From HGV drivers to bricklayers: how do we solve the skills crisis?

Battle of Ideas festival 2021, Sunday 10 October, Church House, London


The shortage of HGV drivers in the UK has made headlines recently, with concern that supply-chain difficulties will get even worse in the lead-up to Christmas. Supermarkets and restaurants are already experiencing delivery delays due to an estimated 90,000 shortfall in HGV drivers. Despite government measures to increase the number of HGV driving tests available, the fear is that haulage companies will be unable to cope with the demands of the busiest shopping time of the year.

According to the DVLA, the impact of the pandemic and the introduction of Covid safety rules over the past 18 months meant that only 25,000 drivers could take their HGV test, down from the usual 70,000 per year. Many have argued that Brexit has led to a skills shortage, not just in HGV drivers, but among nannies, construction workers, NHS staff and hospitality workers. How much of the skills shortage is due to overseas workers returning home, because of new Brexit-related bureaucracy or the pandemic, is unclear. However, there seems little doubt that there are shortages of trained staff in many key sectors.

Despite the headlines, it is clear that the skills shortage in HGV drivers pre-dates both Covid and Brexit. According to Radio 4’s stats show, More or Less, the Road Haulage Association estimated there was a shortfall of 50,000 HGV drivers in 2015, even before the EU referendum. In 2018, when the unemployment rate was at four per cent, and Britain was as close as it has ever been to full employment, the skills shortage was already an issue, particularly in IT, construction, hospitality, healthcare and leisure.

Explanations range from low wages in hospitality and healthcare to an ageing workforce in construction. Indeed, the UK’s skills shortages seem to be a perennial problem. Employers’ organisations have long complained of a mismatch between supply and demand for skills in key areas of the labour market.

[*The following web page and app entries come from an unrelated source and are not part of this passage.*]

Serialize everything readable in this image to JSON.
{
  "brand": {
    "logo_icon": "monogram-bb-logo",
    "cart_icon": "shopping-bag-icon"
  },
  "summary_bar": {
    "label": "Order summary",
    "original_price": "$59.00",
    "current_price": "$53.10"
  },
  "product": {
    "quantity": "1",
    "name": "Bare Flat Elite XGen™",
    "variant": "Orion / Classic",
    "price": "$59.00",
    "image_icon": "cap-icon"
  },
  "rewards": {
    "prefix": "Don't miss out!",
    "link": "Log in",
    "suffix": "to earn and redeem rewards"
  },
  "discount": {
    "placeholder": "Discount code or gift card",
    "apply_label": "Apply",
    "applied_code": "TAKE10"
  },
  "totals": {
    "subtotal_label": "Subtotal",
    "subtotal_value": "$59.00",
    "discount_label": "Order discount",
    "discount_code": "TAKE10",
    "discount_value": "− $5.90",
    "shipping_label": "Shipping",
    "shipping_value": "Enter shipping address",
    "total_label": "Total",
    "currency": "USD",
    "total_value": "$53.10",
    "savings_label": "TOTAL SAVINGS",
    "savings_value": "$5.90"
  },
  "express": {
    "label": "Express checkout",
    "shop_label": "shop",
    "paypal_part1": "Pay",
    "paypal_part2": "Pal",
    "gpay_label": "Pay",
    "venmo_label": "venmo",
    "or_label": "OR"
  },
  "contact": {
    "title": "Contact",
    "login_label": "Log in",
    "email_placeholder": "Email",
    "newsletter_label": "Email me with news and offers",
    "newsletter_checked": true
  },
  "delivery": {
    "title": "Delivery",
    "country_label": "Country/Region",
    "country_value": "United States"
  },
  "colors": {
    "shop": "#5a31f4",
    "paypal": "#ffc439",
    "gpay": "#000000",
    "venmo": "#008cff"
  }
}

Many commentators argue the government must improve education and skills in order to drive economic growth; others bemoan a low-wage/low-skill economy coupled with high levels of income support, which is disincentivising many capable workers from taking up work. For example, last summer, UK fruit farmers lobbied the government to give them special dispensation to hire workers from Eastern Europe to pick their ripening fruit. They argued that the local workless were too lazy to put in the long hours of hard labour required to bring in the harvest. Indeed, another reason given for the shortfall in HGV drivers is that young workers are likely to shun the long, unsocial hours associated with the job.

Does Britain really have an unsolvable skills shortage? And if not, how can we meet the challenge? Can the skills shortage be linked to one-off events like Brexit and Covid, or are there longer-term trends at play? Is the UK workforce simply too work-shy or are poor wages and working conditions to blame? How might we create more meaningful jobs and create an economy where we can close the gap between supply and demand for skilled workers?

Tom Bewick
presenter, Skills World Live; chief executive, Federation of Awarding Bodies

Victoria Hewson
head of regulatory affairs, Institute of Economic Affairs

Kelvin Hopkins
writer and campaigner, Rebuild Britain

Rick Moore
business owner, InControl; electronic engineer; deputy chair political, Blackburn Conservative Association

Linda Murdoch
campaigner for rights and democracy in Scotland; director of careers and global opportunities, University of Glasgow

Justine Brian
director, Civitas Schools; commentator on food issues